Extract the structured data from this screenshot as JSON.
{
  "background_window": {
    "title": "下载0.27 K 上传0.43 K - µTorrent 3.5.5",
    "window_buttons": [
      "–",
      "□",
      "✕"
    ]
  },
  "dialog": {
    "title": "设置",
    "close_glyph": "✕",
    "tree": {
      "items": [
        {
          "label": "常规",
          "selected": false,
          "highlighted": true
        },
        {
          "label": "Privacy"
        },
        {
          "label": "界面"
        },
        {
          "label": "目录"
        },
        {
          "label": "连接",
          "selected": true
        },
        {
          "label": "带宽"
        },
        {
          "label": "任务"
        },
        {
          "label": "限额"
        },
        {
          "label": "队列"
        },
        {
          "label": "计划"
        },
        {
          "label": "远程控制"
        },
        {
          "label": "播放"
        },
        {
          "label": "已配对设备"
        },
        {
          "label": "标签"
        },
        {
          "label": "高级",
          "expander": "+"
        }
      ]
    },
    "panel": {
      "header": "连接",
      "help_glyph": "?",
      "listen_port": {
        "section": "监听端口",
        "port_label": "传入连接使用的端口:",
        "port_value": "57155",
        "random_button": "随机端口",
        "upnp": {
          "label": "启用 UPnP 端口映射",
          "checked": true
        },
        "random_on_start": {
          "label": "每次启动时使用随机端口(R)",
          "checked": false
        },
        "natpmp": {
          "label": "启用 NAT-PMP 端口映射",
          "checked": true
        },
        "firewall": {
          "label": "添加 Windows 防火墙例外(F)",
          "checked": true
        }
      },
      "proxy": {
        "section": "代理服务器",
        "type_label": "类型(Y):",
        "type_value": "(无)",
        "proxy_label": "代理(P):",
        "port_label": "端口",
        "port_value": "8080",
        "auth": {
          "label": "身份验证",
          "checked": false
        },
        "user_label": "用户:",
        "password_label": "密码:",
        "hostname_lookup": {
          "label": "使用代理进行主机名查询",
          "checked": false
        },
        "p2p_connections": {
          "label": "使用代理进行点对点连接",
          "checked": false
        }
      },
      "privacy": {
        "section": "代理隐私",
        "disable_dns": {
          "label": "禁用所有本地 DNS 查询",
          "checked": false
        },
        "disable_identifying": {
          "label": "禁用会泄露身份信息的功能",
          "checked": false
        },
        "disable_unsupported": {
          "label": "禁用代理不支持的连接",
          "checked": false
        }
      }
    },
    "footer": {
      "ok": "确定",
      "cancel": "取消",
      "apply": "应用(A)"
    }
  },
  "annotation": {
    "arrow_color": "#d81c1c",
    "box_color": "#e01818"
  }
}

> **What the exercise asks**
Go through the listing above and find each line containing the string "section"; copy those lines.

> **Written answer**
        "section": "监听端口",
        "section": "代理服务器",
        "section": "代理隐私",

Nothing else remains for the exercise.